- **YOUR GOAL**
The records need to be set down again exactly as they appear.

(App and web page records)

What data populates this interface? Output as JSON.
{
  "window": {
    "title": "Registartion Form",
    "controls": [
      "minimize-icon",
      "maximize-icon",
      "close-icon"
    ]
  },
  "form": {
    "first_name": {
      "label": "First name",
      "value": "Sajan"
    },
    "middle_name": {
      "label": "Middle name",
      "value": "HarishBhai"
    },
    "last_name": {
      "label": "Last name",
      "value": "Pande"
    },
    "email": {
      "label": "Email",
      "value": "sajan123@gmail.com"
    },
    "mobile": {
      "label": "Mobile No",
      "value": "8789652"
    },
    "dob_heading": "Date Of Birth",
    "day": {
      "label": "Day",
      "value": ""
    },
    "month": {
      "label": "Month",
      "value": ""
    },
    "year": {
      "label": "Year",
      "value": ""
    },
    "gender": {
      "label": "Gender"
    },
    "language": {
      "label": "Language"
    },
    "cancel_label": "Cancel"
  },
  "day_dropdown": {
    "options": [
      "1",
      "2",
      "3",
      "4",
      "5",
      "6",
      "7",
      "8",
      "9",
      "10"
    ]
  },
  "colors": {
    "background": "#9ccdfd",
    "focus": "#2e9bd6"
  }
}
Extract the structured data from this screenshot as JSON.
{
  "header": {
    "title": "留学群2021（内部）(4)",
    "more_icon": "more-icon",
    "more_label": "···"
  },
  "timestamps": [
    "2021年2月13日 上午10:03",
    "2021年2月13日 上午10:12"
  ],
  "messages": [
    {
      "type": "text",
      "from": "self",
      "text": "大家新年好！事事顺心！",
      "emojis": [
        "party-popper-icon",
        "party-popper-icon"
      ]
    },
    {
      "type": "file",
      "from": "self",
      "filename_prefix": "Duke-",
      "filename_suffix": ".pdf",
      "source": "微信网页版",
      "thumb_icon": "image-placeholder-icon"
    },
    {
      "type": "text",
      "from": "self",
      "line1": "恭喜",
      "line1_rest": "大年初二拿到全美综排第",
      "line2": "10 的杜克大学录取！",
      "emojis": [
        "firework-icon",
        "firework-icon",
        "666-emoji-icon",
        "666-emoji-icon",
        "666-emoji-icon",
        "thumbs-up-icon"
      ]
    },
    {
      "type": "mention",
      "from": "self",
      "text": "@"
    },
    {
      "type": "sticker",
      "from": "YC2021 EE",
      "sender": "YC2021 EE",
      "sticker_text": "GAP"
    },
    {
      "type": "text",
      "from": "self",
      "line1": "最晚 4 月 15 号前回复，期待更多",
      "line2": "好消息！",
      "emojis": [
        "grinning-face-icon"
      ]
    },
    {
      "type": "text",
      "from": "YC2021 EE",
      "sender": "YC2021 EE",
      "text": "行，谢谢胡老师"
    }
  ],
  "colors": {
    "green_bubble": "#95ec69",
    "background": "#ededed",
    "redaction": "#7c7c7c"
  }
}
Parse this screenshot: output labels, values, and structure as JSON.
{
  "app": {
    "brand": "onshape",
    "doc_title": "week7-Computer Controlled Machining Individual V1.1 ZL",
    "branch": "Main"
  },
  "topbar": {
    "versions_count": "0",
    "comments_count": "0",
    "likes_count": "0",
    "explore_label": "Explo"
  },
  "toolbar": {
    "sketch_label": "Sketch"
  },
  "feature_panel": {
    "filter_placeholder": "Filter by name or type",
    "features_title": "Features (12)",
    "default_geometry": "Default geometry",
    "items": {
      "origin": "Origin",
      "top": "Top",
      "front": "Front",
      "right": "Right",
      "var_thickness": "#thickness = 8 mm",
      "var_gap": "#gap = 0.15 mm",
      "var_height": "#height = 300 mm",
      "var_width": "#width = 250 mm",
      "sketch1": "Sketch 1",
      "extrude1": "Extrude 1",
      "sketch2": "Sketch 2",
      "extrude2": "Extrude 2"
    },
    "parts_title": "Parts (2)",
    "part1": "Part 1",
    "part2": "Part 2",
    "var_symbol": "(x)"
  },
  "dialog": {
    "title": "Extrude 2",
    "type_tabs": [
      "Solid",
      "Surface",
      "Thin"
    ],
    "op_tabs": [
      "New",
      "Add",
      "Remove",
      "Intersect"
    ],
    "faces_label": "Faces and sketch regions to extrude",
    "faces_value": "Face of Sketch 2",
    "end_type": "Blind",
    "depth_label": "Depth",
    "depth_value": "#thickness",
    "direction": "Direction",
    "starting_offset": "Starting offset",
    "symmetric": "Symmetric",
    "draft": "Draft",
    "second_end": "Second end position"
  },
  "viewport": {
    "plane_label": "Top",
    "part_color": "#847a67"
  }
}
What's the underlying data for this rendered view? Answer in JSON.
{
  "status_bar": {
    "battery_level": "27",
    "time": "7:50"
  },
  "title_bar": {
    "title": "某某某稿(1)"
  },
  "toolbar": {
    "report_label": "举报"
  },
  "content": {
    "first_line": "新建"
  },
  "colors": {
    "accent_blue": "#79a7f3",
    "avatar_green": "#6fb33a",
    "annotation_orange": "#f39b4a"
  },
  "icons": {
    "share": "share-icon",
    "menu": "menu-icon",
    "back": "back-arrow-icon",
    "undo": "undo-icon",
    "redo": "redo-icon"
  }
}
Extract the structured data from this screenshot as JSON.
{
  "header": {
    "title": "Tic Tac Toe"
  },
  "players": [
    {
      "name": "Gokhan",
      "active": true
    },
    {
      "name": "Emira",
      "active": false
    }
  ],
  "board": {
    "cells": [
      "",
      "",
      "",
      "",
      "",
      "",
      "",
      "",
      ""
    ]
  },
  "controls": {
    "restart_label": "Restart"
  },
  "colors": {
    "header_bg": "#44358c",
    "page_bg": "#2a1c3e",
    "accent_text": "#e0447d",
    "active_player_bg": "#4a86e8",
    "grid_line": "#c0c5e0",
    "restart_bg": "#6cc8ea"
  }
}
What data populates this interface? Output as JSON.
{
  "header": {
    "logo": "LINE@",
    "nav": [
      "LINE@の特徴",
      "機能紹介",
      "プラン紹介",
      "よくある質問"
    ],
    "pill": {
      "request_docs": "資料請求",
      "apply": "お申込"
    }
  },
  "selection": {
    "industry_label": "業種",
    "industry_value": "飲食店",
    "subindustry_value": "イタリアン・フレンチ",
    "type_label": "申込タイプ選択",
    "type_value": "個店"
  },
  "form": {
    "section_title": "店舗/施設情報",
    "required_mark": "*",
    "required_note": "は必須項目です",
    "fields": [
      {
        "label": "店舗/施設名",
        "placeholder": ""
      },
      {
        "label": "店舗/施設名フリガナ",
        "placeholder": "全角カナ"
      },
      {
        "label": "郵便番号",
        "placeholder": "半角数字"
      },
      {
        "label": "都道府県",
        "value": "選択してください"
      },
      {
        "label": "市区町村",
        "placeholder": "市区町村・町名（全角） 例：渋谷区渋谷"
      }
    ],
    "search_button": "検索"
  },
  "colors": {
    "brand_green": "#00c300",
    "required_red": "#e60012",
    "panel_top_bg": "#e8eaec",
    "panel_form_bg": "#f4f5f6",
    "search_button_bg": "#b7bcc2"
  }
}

- **EXERCISE RESULT**
What data populates this interface? Output as JSON.
{
  "window": {
    "title": "Registartion Form",
    "controls": [
      "minimize-icon",
      "maximize-icon",
      "close-icon"
    ]
  },
  "form": {
    "first_name": {
      "label": "First name",
      "value": "Sajan"
    },
    "middle_name": {
      "label": "Middle name",
      "value": "HarishBhai"
    },
    "last_name": {
      "label": "Last name",
      "value": "Pande"
    },
    "email": {
      "label": "Email",
      "value": "sajan123@gmail.com"
    },
    "mobile": {
      "label": "Mobile No",
      "value": "8789652"
    },
    "dob_heading": "Date Of Birth",
    "day": {
      "label": "Day",
      "value": ""
    },
    "month": {
      "label": "Month",
      "value": ""
    },
    "year": {
      "label": "Year",
      "value": ""
    },
    "gender": {
      "label": "Gender"
    },
    "language": {
      "label": "Language"
    },
    "cancel_label": "Cancel"
  },
  "day_dropdown": {
    "options": [
      "1",
      "2",
      "3",
      "4",
      "5",
      "6",
      "7",
      "8",
      "9",
      "10"
    ]
  },
  "colors": {
    "background": "#9ccdfd",
    "focus": "#2e9bd6"
  }
}
Extract the structured data from this screenshot as JSON.
{
  "header": {
    "title": "留学群2021（内部）(4)",
    "more_icon": "more-icon",
    "more_label": "···"
  },
  "timestamps": [
    "2021年2月13日 上午10:03",
    "2021年2月13日 上午10:12"
  ],
  "messages": [
    {
      "type": "text",
      "from": "self",
      "text": "大家新年好！事事顺心！",
      "emojis": [
        "party-popper-icon",
        "party-popper-icon"
      ]
    },
    {
      "type": "file",
      "from": "self",
      "filename_prefix": "Duke-",
      "filename_suffix": ".pdf",
      "source": "微信网页版",
      "thumb_icon": "image-placeholder-icon"
    },
    {
      "type": "text",
      "from": "self",
      "line1": "恭喜",
      "line1_rest": "大年初二拿到全美综排第",
      "line2": "10 的杜克大学录取！",
      "emojis": [
        "firework-icon",
        "firework-icon",
        "666-emoji-icon",
        "666-emoji-icon",
        "666-emoji-icon",
        "thumbs-up-icon"
      ]
    },
    {
      "type": "mention",
      "from": "self",
      "text": "@"
    },
    {
      "type": "sticker",
      "from": "YC2021 EE",
      "sender": "YC2021 EE",
      "sticker_text": "GAP"
    },
    {
      "type": "text",
      "from": "self",
      "line1": "最晚 4 月 15 号前回复，期待更多",
      "line2": "好消息！",
      "emojis": [
        "grinning-face-icon"
      ]
    },
    {
      "type": "text",
      "from": "YC2021 EE",
      "sender": "YC2021 EE",
      "text": "行，谢谢胡老师"
    }
  ],
  "colors": {
    "green_bubble": "#95ec69",
    "background": "#ededed",
    "redaction": "#7c7c7c"
  }
}
Parse this screenshot: output labels, values, and structure as JSON.
{
  "app": {
    "brand": "onshape",
    "doc_title": "week7-Computer Controlled Machining Individual V1.1 ZL",
    "branch": "Main"
  },
  "topbar": {
    "versions_count": "0",
    "comments_count": "0",
    "likes_count": "0",
    "explore_label": "Explo"
  },
  "toolbar": {
    "sketch_label": "Sketch"
  },
  "feature_panel": {
    "filter_placeholder": "Filter by name or type",
    "features_title": "Features (12)",
    "default_geometry": "Default geometry",
    "items": {
      "origin": "Origin",
      "top": "Top",
      "front": "Front",
      "right": "Right",
      "var_thickness": "#thickness = 8 mm",
      "var_gap": "#gap = 0.15 mm",
      "var_height": "#height = 300 mm",
      "var_width": "#width = 250 mm",
      "sketch1": "Sketch 1",
      "extrude1": "Extrude 1",
      "sketch2": "Sketch 2",
      "extrude2": "Extrude 2"
    },
    "parts_title": "Parts (2)",
    "part1": "Part 1",
    "part2": "Part 2",
    "var_symbol": "(x)"
  },
  "dialog": {
    "title": "Extrude 2",
    "type_tabs": [
      "Solid",
      "Surface",
      "Thin"
    ],
    "op_tabs": [
      "New",
      "Add",
      "Remove",
      "Intersect"
    ],
    "faces_label": "Faces and sketch regions to extrude",
    "faces_value": "Face of Sketch 2",
    "end_type": "Blind",
    "depth_label": "Depth",
    "depth_value": "#thickness",
    "direction": "Direction",
    "starting_offset": "Starting offset",
    "symmetric": "Symmetric",
    "draft": "Draft",
    "second_end": "Second end position"
  },
  "viewport": {
    "plane_label": "Top",
    "part_color": "#847a67"
  }
}
What's the underlying data for this rendered view? Answer in JSON.
{
  "status_bar": {
    "battery_level": "27",
    "time": "7:50"
  },
  "title_bar": {
    "title": "某某某稿(1)"
  },
  "toolbar": {
    "report_label": "举报"
  },
  "content": {
    "first_line": "新建"
  },
  "colors": {
    "accent_blue": "#79a7f3",
    "avatar_green": "#6fb33a",
    "annotation_orange": "#f39b4a"
  },
  "icons": {
    "share": "share-icon",
    "menu": "menu-icon",
    "back": "back-arrow-icon",
    "undo": "undo-icon",
    "redo": "redo-icon"
  }
}
Extract the structured data from this screenshot as JSON.
{
  "header": {
    "title": "Tic Tac Toe"
  },
  "players": [
    {
      "name": "Gokhan",
      "active": true
    },
    {
      "name": "Emira",
      "active": false
    }
  ],
  "board": {
    "cells": [
      "",
      "",
      "",
      "",
      "",
      "",
      "",
      "",
      ""
    ]
  },
  "controls": {
    "restart_label": "Restart"
  },
  "colors": {
    "header_bg": "#44358c",
    "page_bg": "#2a1c3e",
    "accent_text": "#e0447d",
    "active_player_bg": "#4a86e8",
    "grid_line": "#c0c5e0",
    "restart_bg": "#6cc8ea"
  }
}
What data populates this interface? Output as JSON.
{
  "header": {
    "logo": "LINE@",
    "nav": [
      "LINE@の特徴",
      "機能紹介",
      "プラン紹介",
      "よくある質問"
    ],
    "pill": {
      "request_docs": "資料請求",
      "apply": "お申込"
    }
  },
  "selection": {
    "industry_label": "業種",
    "industry_value": "飲食店",
    "subindustry_value": "イタリアン・フレンチ",
    "type_label": "申込タイプ選択",
    "type_value": "個店"
  },
  "form": {
    "section_title": "店舗/施設情報",
    "required_mark": "*",
    "required_note": "は必須項目です",
    "fields": [
      {
        "label": "店舗/施設名",
        "placeholder": ""
      },
      {
        "label": "店舗/施設名フリガナ",
        "placeholder": "全角カナ"
      },
      {
        "label": "郵便番号",
        "placeholder": "半角数字"
      },
      {
        "label": "都道府県",
        "value": "選択してください"
      },
      {
        "label": "市区町村",
        "placeholder": "市区町村・町名（全角） 例：渋谷区渋谷"
      }
    ],
    "search_button": "検索"
  },
  "colors": {
    "brand_green": "#00c300",
    "required_red": "#e60012",
    "panel_top_bg": "#e8eaec",
    "panel_form_bg": "#f4f5f6",
    "search_button_bg": "#b7bcc2"
  }
}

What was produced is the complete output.